She wasn’t excited about having more treat time or more backyard free range time. She wasn’t even excited about being able to walk through the garden more often. Emily was excited about being able to see the pleasure on my face from being with my chickens. She didn’t even realize that she herself was a huge part of why I look forward to spending time with them.

This is the heart of innocence.

“I just do not understand why you enjoy us so much. We are just little chickens, and I am the littlest of us all. Why do you even bother with us? You already have everything we see here. You are so big. When you stand close, I cannot even see all of you.”

I was unsure what to say.

“Why do you enjoy us so much?” she asked.

Again I was unsure what to say, but I knew this was an important question deserving an answer.

“You know, Emily, that is a question people have asked as well, just in a different way about themselves. Not about chickens, but about themselves.”

“What do you mean?”

I carried her over to where we could look up into the evening sky. The first stars were beginning to shine.

“Many thousands of years ago, someone wondered something like what you are wondering right now and even wrote it down.”

“What did they write?”

“They wrote, ‘What is man that you are mindful of him?’”

She thought about these words carefully.

“Did that person ever get an answer to the question?”

“If they did, they didn’t write down that part. But sometimes a question is best left unanswered. Sometimes a question is just meant to make us wonder with eyes as big and as wide-open as yours, Emily. Sometimes we have to find the answers to those kinds of questions for ourselves. No one can tell us the answers, and if they do, we are unlikely to really hear them. Some answers are best found in our own hearts.”

She seemed satisfied with this.

“Sometimes it’s best not to know all the answers,” I added because that seemed like an awfully long speech.
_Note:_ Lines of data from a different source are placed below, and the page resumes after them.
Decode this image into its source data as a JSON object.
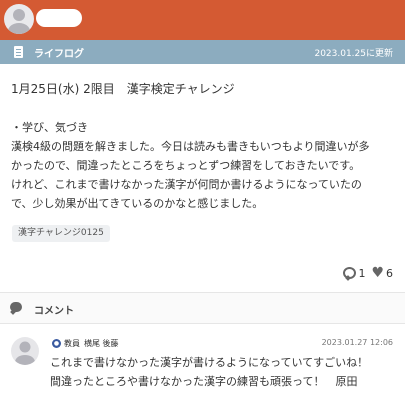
{
  "header": {
    "section_title": "ライフログ",
    "updated": "2023.01.25に更新"
  },
  "post": {
    "title": "1月25日(水) 2限目　漢字検定チャレンジ",
    "body_lines": [
      "・学び、気づき",
      "漢検4級の問題を解きました。今日は読みも書きもいつもより間違いが多",
      "かったので、間違ったところをちょっとずつ練習をしておきたいです。",
      "けれど、これまで書けなかった漢字が何問か書けるようになっていたの",
      "で、少し効果が出てきているのかなと感じました。"
    ],
    "tag": "漢字チャレンジ0125",
    "comment_count": "1",
    "like_count": "6"
  },
  "comments_section": {
    "label": "コメント"
  },
  "comment": {
    "role": "教員",
    "author": "横尾 後藤",
    "date": "2023.01.27 12:06",
    "lines": [
      "これまで書けなかった漢字が書けるようになっていてすごいね！",
      "間違ったところや書けなかった漢字の練習も頑張って！　原田"
    ]
  },
  "colors": {
    "topbar": "#d45a33",
    "headerbar": "#8cacbf",
    "badge": "#3a5aa0"
  }
}
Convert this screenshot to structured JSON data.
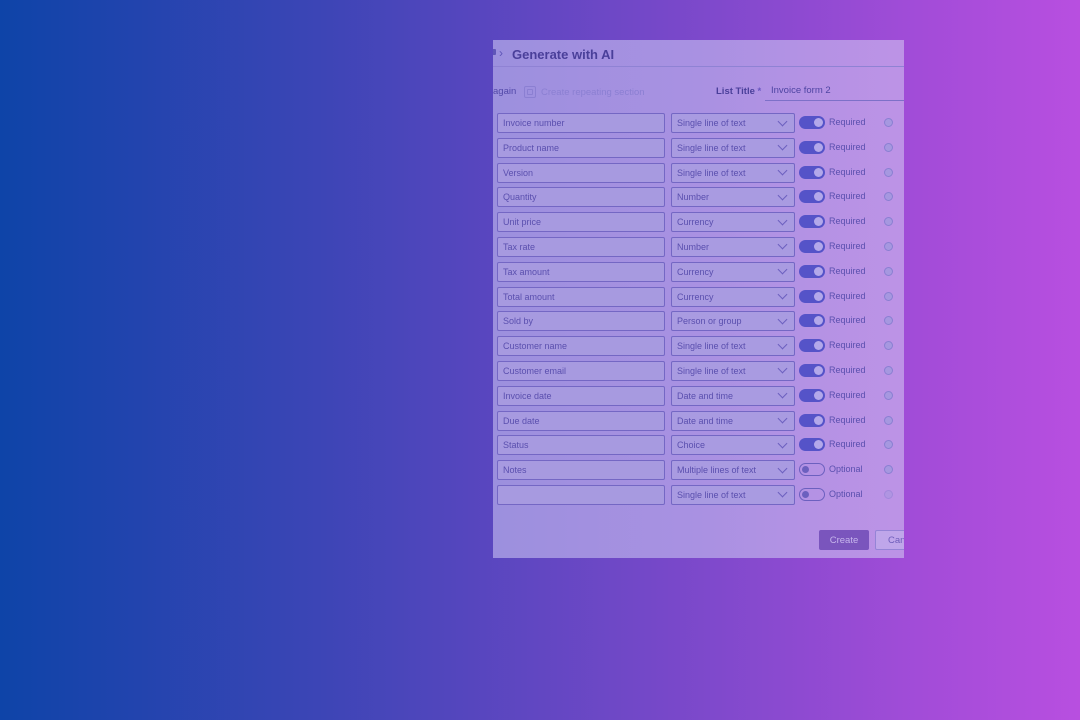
{
  "panel": {
    "title": "Generate with AI",
    "toolbar": {
      "try_again_label": "again",
      "repeating_section_label": "Create repeating section"
    },
    "list_title": {
      "label": "List Title",
      "required_mark": "*",
      "value": "Invoice form 2"
    }
  },
  "fields": [
    {
      "name": "Invoice number",
      "type": "Single line of text",
      "required": true,
      "required_label": "Required"
    },
    {
      "name": "Product name",
      "type": "Single line of text",
      "required": true,
      "required_label": "Required"
    },
    {
      "name": "Version",
      "type": "Single line of text",
      "required": true,
      "required_label": "Required"
    },
    {
      "name": "Quantity",
      "type": "Number",
      "required": true,
      "required_label": "Required"
    },
    {
      "name": "Unit price",
      "type": "Currency",
      "required": true,
      "required_label": "Required"
    },
    {
      "name": "Tax rate",
      "type": "Number",
      "required": true,
      "required_label": "Required"
    },
    {
      "name": "Tax amount",
      "type": "Currency",
      "required": true,
      "required_label": "Required"
    },
    {
      "name": "Total amount",
      "type": "Currency",
      "required": true,
      "required_label": "Required"
    },
    {
      "name": "Sold by",
      "type": "Person or group",
      "required": true,
      "required_label": "Required"
    },
    {
      "name": "Customer name",
      "type": "Single line of text",
      "required": true,
      "required_label": "Required"
    },
    {
      "name": "Customer email",
      "type": "Single line of text",
      "required": true,
      "required_label": "Required"
    },
    {
      "name": "Invoice date",
      "type": "Date and time",
      "required": true,
      "required_label": "Required"
    },
    {
      "name": "Due date",
      "type": "Date and time",
      "required": true,
      "required_label": "Required"
    },
    {
      "name": "Status",
      "type": "Choice",
      "required": true,
      "required_label": "Required"
    },
    {
      "name": "Notes",
      "type": "Multiple lines of text",
      "required": false,
      "required_label": "Optional"
    },
    {
      "name": "",
      "type": "Single line of text",
      "required": false,
      "required_label": "Optional"
    }
  ],
  "actions": {
    "create_label": "Create",
    "cancel_label": "Can"
  },
  "colors": {
    "accent": "#5553c8",
    "primary_button": "#7a55bd"
  }
}
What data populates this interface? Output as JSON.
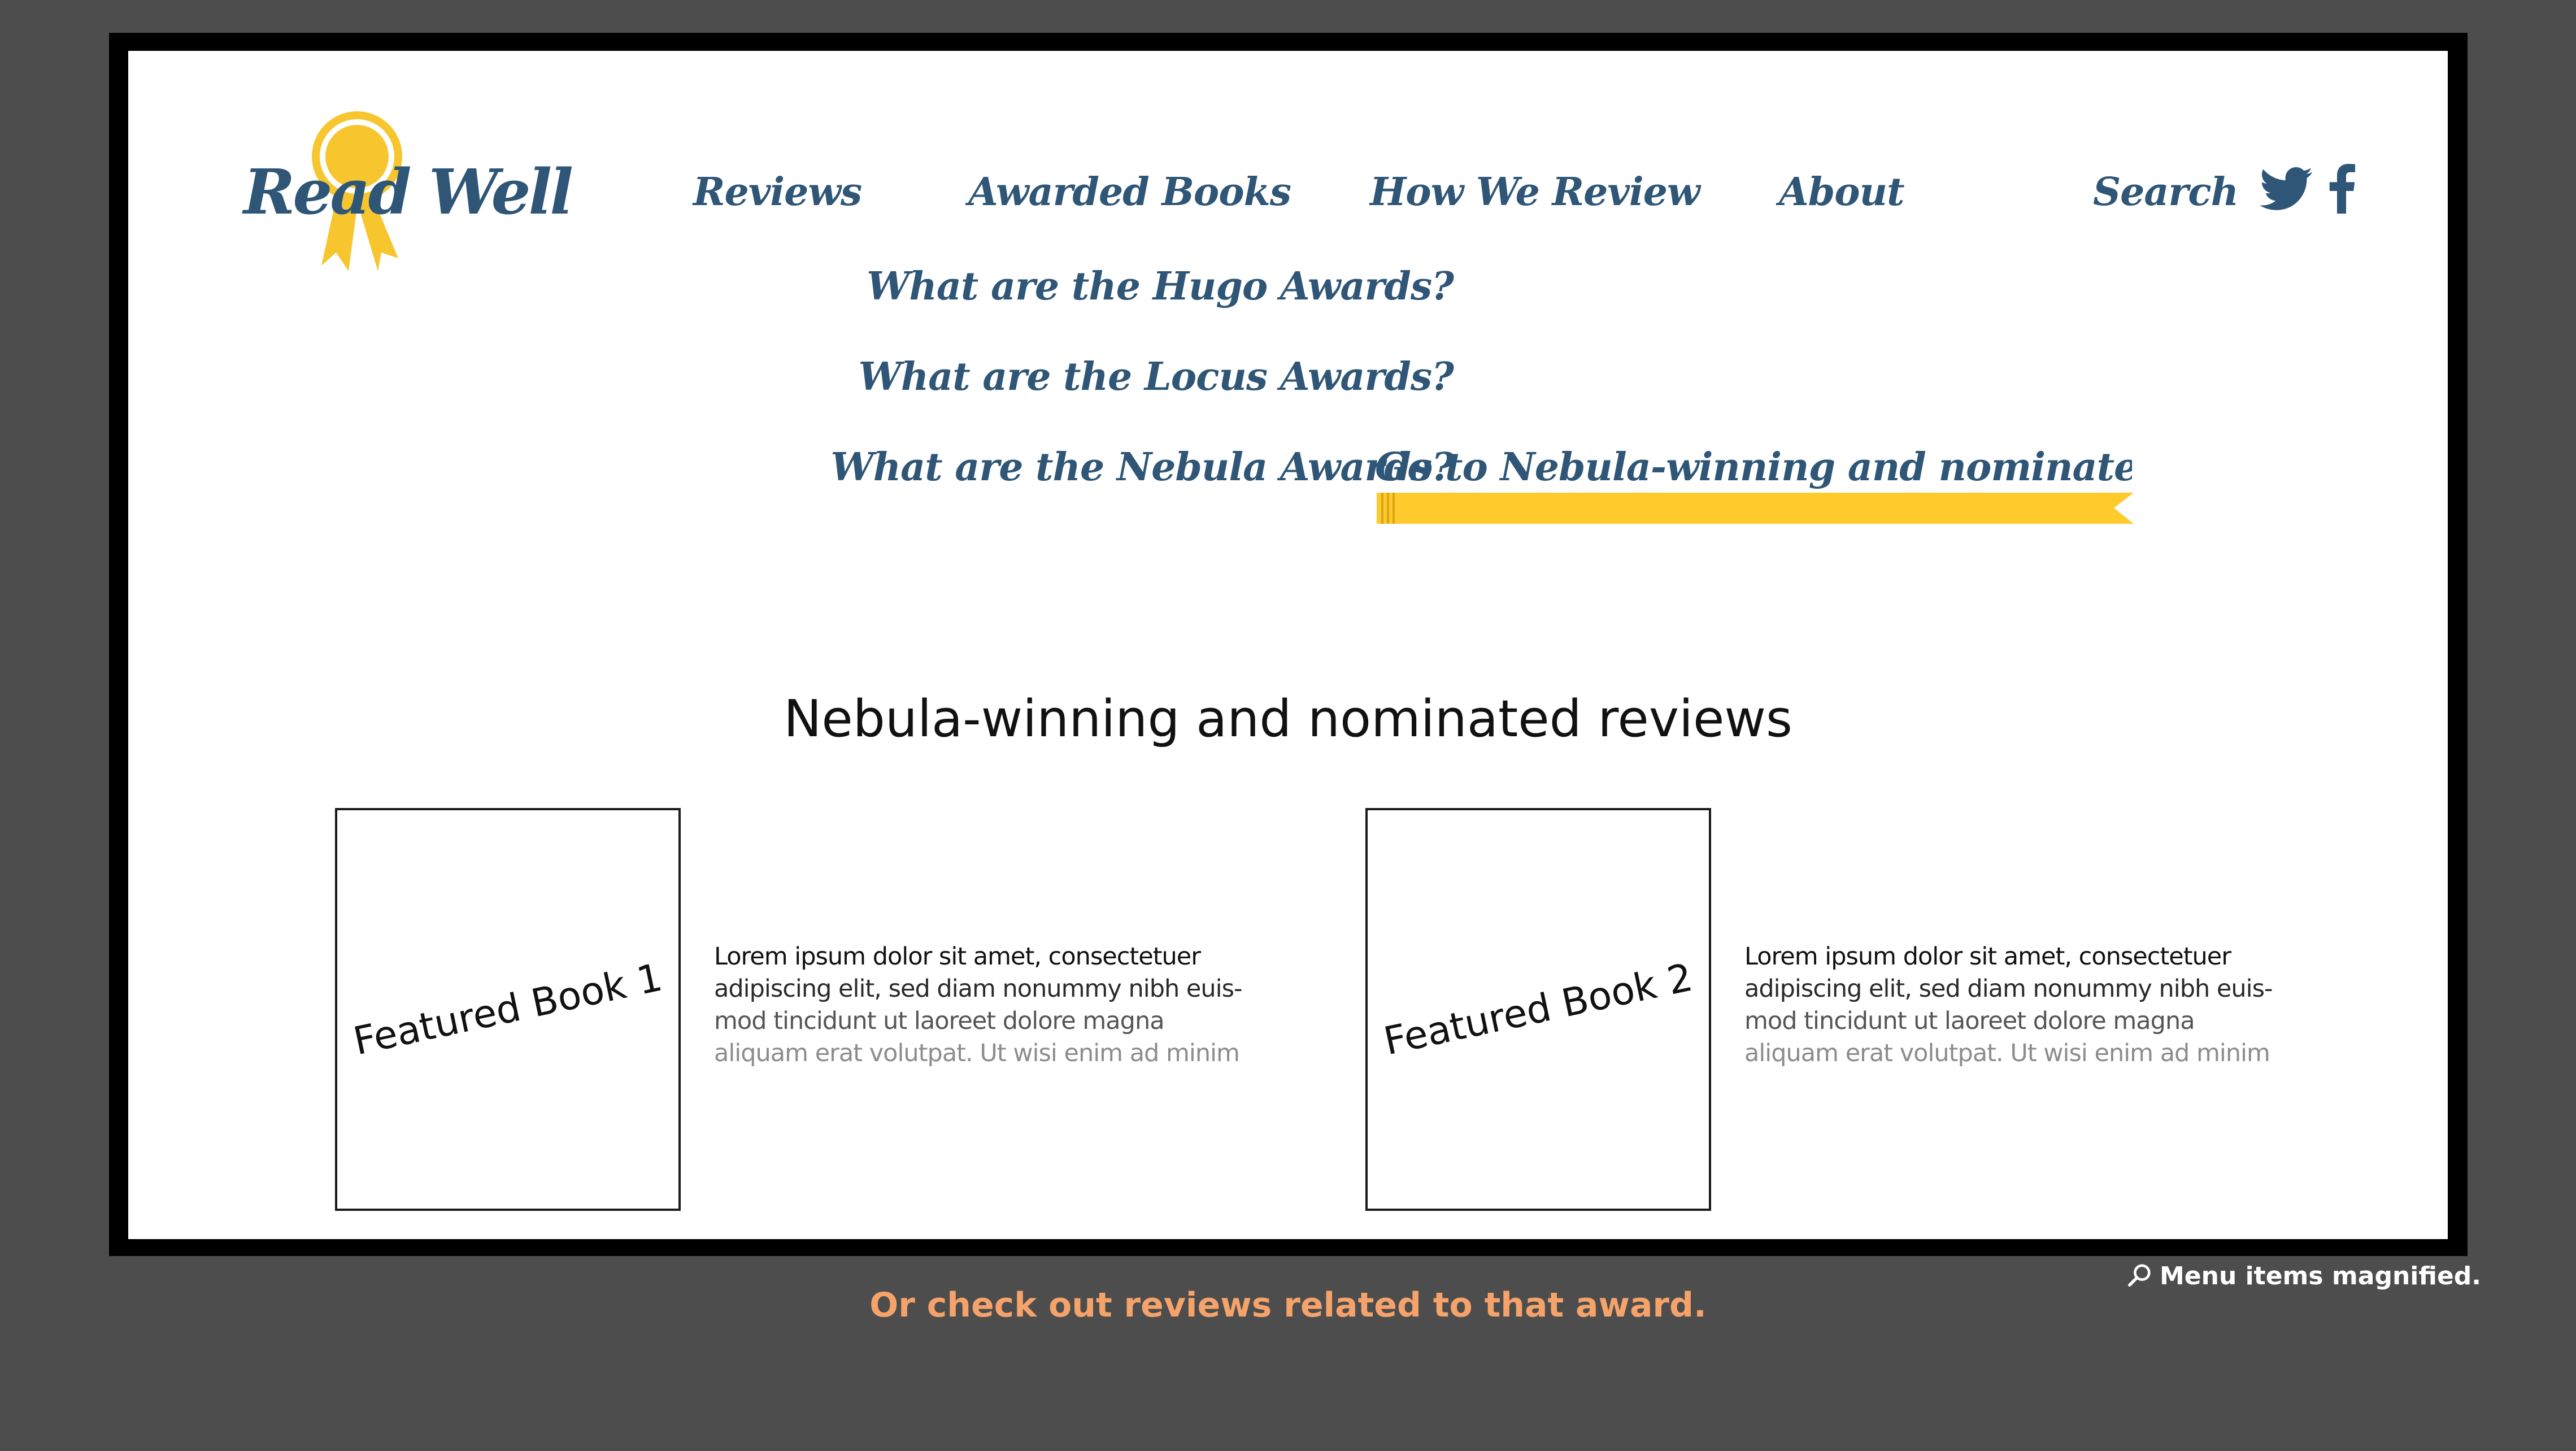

“Nobody likes a know-it-all, right?”

“Or a tell-it-all.” We smiled together. “But I am happy you told me about your egg and even happier you understand how much joy you give me just by being you.”

I placed her back in her favorite roosting spot, back in a corner next to Gracie. Her life and her heart were now secure for the night.

Perhaps this is a part of how the universe is intended to work. I cannot imagine a world where Light and Life and Love would not be looking forward to enjoying each person. Equally. Delightfully.

And if Light and Light and Love can do that so intensely with each one of us, can’t we do that too, even just a little, with each other? Even when we are different?

Yes, every egg tells a story.

Each post shares a glimpse into my journey as a writer and illustrator. Every “Like,” “Follow,” and “Comment” is truly appreciated!